Exercise:
Using the listing below, work out the number of lines in which "text" appears; return only that figure.

___ Records for this task ___

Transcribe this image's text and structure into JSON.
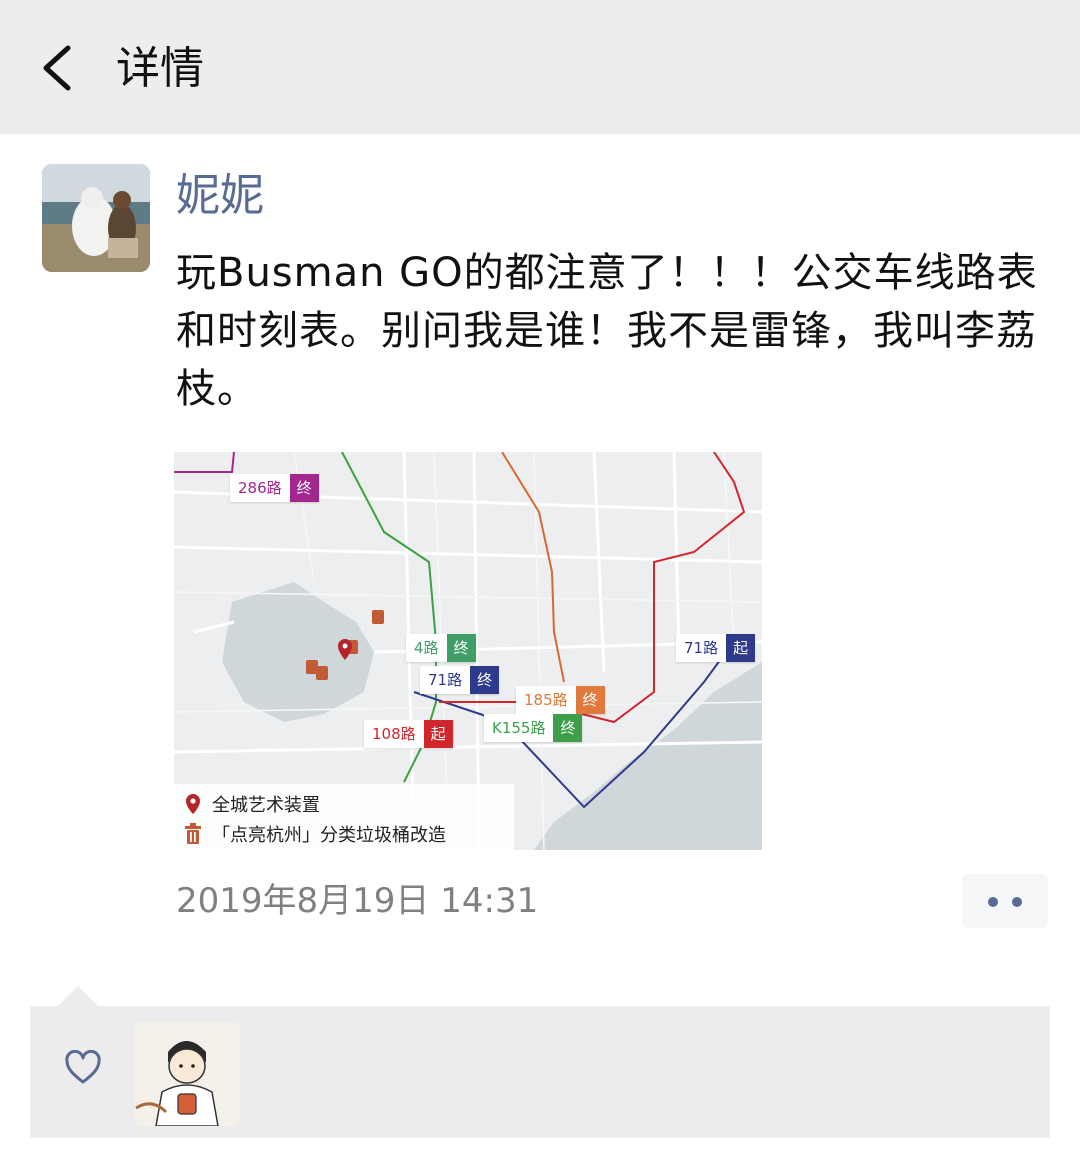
{
  "header": {
    "title": "详情",
    "back_icon": "chevron-left-icon"
  },
  "post": {
    "author": "妮妮",
    "text": "玩Busman GO的都注意了！！！公交车线路表和时刻表。别问我是谁！我不是雷锋，我叫李荔枝。",
    "timestamp": "2019年8月19日 14:31",
    "image": {
      "routes": [
        {
          "num": "286路",
          "tag": "终",
          "color": "#a3278f"
        },
        {
          "num": "4路",
          "tag": "终",
          "color": "#3f9f66"
        },
        {
          "num": "71路",
          "tag": "终",
          "color": "#2e3a8c"
        },
        {
          "num": "71路",
          "tag": "起",
          "color": "#2e3a8c"
        },
        {
          "num": "185路",
          "tag": "终",
          "color": "#e07a3c"
        },
        {
          "num": "108路",
          "tag": "起",
          "color": "#d0262e"
        },
        {
          "num": "K155路",
          "tag": "终",
          "color": "#3d9f49"
        }
      ],
      "legend": [
        {
          "icon": "map-pin-icon",
          "text": "全城艺术装置"
        },
        {
          "icon": "trash-bin-icon",
          "text": "「点亮杭州」分类垃圾桶改造"
        }
      ]
    }
  },
  "actions": {
    "more_icon": "more-dots-icon"
  },
  "likes": {
    "icon": "heart-icon"
  },
  "colors": {
    "link": "#576b95",
    "topbar_bg": "#ededed",
    "likes_bg": "#ececec"
  }
}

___

Answer to this task:
4